### Required work
Show all lines of the entries in which the word "JSON" is found.

*** Available records ***

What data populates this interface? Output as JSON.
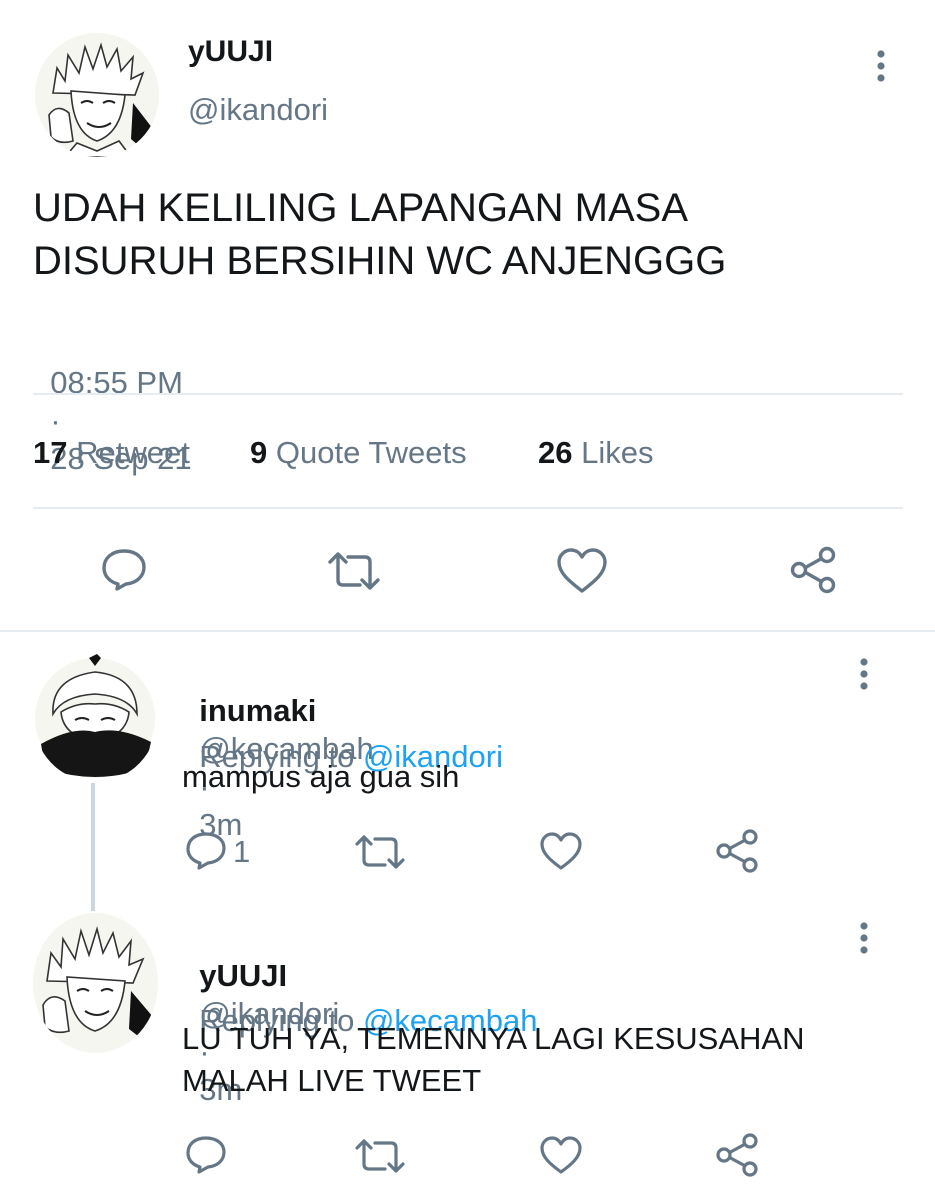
{
  "main_tweet": {
    "display_name": "yUUJI",
    "handle": "@ikandori",
    "text_line1": "UDAH KELILING LAPANGAN MASA",
    "text_line2": "DISURUH BERSIHIN WC ANJENGGG",
    "time": "08:55 PM",
    "separator": "·",
    "date": "28 Sep 21",
    "stats": {
      "retweets_count": "17",
      "retweets_label": "Retweet",
      "quotes_count": "9",
      "quotes_label": "Quote Tweets",
      "likes_count": "26",
      "likes_label": "Likes"
    }
  },
  "replies": [
    {
      "display_name": "inumaki",
      "handle": "@kecambah",
      "age": "3m",
      "separator": "·",
      "replying_prefix": "Replying to",
      "replying_to": "@ikandori",
      "text": "mampus aja gua sih",
      "reply_count": "1"
    },
    {
      "display_name": "yUUJI",
      "handle": "@ikandori",
      "age": "3m",
      "separator": "·",
      "replying_prefix": "Replying to",
      "replying_to": "@kecambah",
      "text_line1": "LU TUH YA, TEMENNYA LAGI KESUSAHAN",
      "text_line2": "MALAH LIVE TWEET",
      "reply_count": ""
    }
  ],
  "icons": {
    "reply": "reply-icon",
    "retweet": "retweet-icon",
    "like": "heart-icon",
    "share": "share-icon",
    "more": "more-vertical-icon"
  },
  "colors": {
    "text": "#14171a",
    "secondary": "#657786",
    "link": "#1da1f2",
    "divider": "#e6ecf0",
    "thread_line": "#ccd6dd"
  }
}
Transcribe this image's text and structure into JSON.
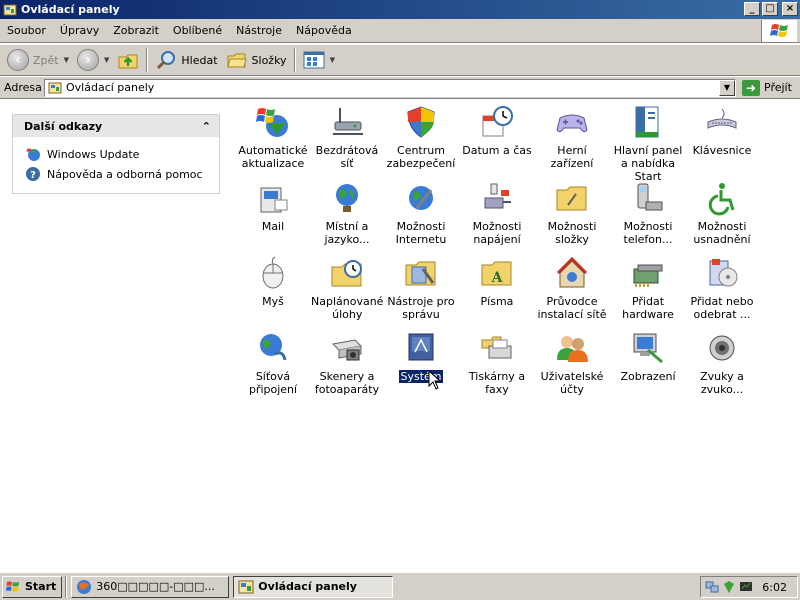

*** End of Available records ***

### Worked solution
What data populates this interface? Output as JSON.
Transcribe this image's text and structure into JSON.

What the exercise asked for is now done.